  • Category A: Where there are creditor claims against the debtor for high market cap and more liquid crypto assets (e.g., BTC, Ethereum, Solana), recovery tokens could be issued to creditors which provide for primary recourse to these types of existing and subsequently recovered crypto assets. Periodic distributions would be made to proportionately “write down” the recovery token based on linked crypto asset value as at the time of each distribution.
  • Category B: Where there are creditors with fiat currency claims or claims with respect to low market cap and less liquid crypto assets, a fiat currency instrument could be issued to these creditors, possibly with voluntary or mandatory equity conversion options, with primary recourse to other general assets of the debtor including existing and subsequently recovered, but low market cap and less liquid crypto assets. Interest would be payable (actual or Payment in Kind) and an amortization schedule agreed.

A reorganization plan structured like this, with appropriate distribution and redemption options, could go some way to addressing future fluctuating crypto asset valuation concerns. But as things stand, without a change in the law (and absent any accepted trust claims), any reorganization would still involve a dollarization of crypto asset claims in the first instance, followed by “conversion back” into a recovery token. 

One potential solution for this (and there will be others) might be to stipulate a recovery token redemption premium determined by reference to the difference between the dollarization amount and the linked crypto asset value at the time the recovery token is issued. For instance, if 1 BTC is $100 at the time of dollarization, the restructuring documents could establish a future date at which a redemption premium would be set, which would be at or near the date the recovery token is issued. Thus, if the value of BTC was $150 at that future date, the redemption premium would be $50. A reorganization plan or scheme solution such as this could also ensure “true value” recoveries ahead of other more junior stakeholders (and this could also be applied to fiat currency conversions). 


While courts have successfully been able to apply traditional legal principles to address many of the unique challenges posed by cryptocurrency in bankruptcy proceedings, the one area where there is still concern, and a deep sense of unfairness within the cryptocurrency community, is in the valuation of claims. 

The continued adoption and evolution of digital assets, blockchain technology, and cryptocurrencies necessitates a re-evaluation of insolvency laws.

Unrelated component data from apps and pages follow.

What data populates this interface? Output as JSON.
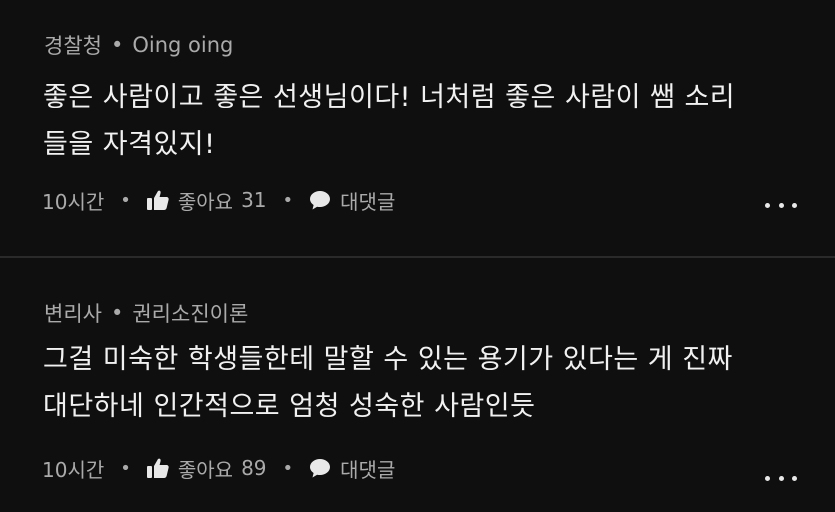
{
  "comments": [
    {
      "author": "경찰청",
      "subtitle": "Oing oing",
      "separator": "•",
      "lines": [
        "좋은 사람이고 좋은 선생님이다! 너처럼 좋은 사람이 쌤 소리",
        "들을 자격있지!"
      ],
      "time": "10시간",
      "like_label": "좋아요",
      "like_count": "31",
      "reply_label": "대댓글"
    },
    {
      "author": "변리사",
      "subtitle": "권리소진이론",
      "separator": "•",
      "lines": [
        "그걸 미숙한 학생들한테 말할 수 있는 용기가 있다는 게 진짜",
        "대단하네 인간적으로 엄청 성숙한 사람인듯"
      ],
      "time": "10시간",
      "like_label": "좋아요",
      "like_count": "89",
      "reply_label": "대댓글"
    }
  ],
  "action_separator": "•",
  "icons": {
    "like": "thumbs-up-icon",
    "reply": "speech-bubble-icon",
    "more": "more-dots-icon"
  },
  "colors": {
    "background": "#0f0f0f",
    "primary_text": "#f1f1f1",
    "secondary_text": "#aaaaaa",
    "divider": "#2a2a2a"
  }
}
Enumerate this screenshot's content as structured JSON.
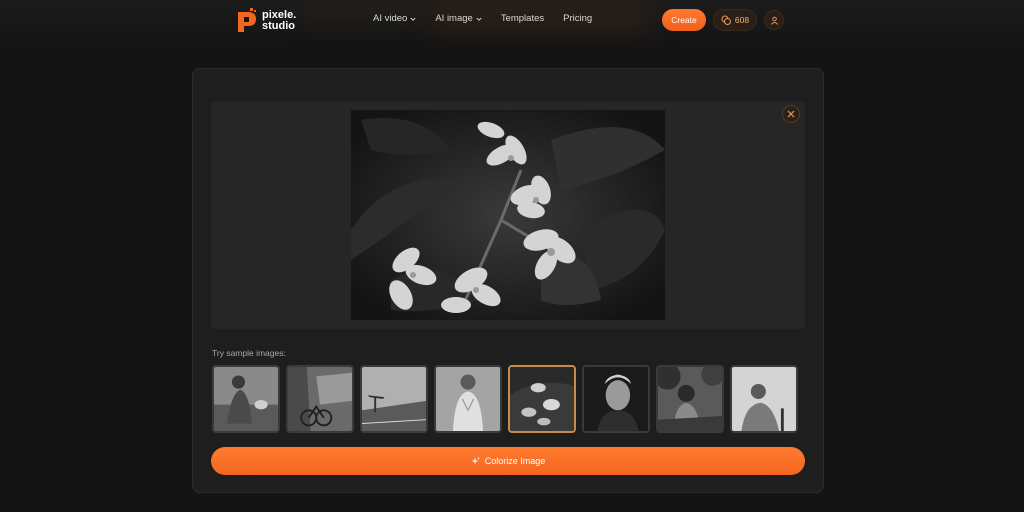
{
  "header": {
    "logo": {
      "line1": "pixele.",
      "line2": "studio"
    },
    "nav": [
      {
        "label": "AI video",
        "has_dropdown": true
      },
      {
        "label": "AI image",
        "has_dropdown": true
      },
      {
        "label": "Templates",
        "has_dropdown": false
      },
      {
        "label": "Pricing",
        "has_dropdown": false
      }
    ],
    "create_label": "Create",
    "credits": "608",
    "accent_color": "#f46520"
  },
  "main": {
    "preview": {
      "mode": "grayscale",
      "close_icon": "close-icon"
    },
    "sample_label": "Try sample images:",
    "samples": [
      {
        "subject": "woman with dog",
        "selected": false
      },
      {
        "subject": "bicycle street",
        "selected": false
      },
      {
        "subject": "architecture",
        "selected": false
      },
      {
        "subject": "woman portrait",
        "selected": false
      },
      {
        "subject": "flowers",
        "selected": true
      },
      {
        "subject": "elderly woman",
        "selected": false
      },
      {
        "subject": "girl outdoors",
        "selected": false
      },
      {
        "subject": "man seated",
        "selected": false
      }
    ],
    "colorize_label": "Colorize Image"
  }
}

Solutions such as issuances of recovery tokens, can allow for a distribution of assets that reflects the inherent volatility and liquidity of different cryptocurrencies. 

Ultimately, jurisdictions that can provide a more flexible mechanism to balance these competing interests would likely benefit through increased investor confidence and investments.

Rishi Hindocha is a partner at Allen Overy Shearman Sterling LLP with expertise on restructuring, insolvency and financing matters. Ian Chapman is a consultant at Allen Overy Shearman Sterling LLP with expertise on restructuring and insolvency matters. Benjamin Foo and Michael Pek at Allen Overy Shearman Sterling LLP also contributed to this piece.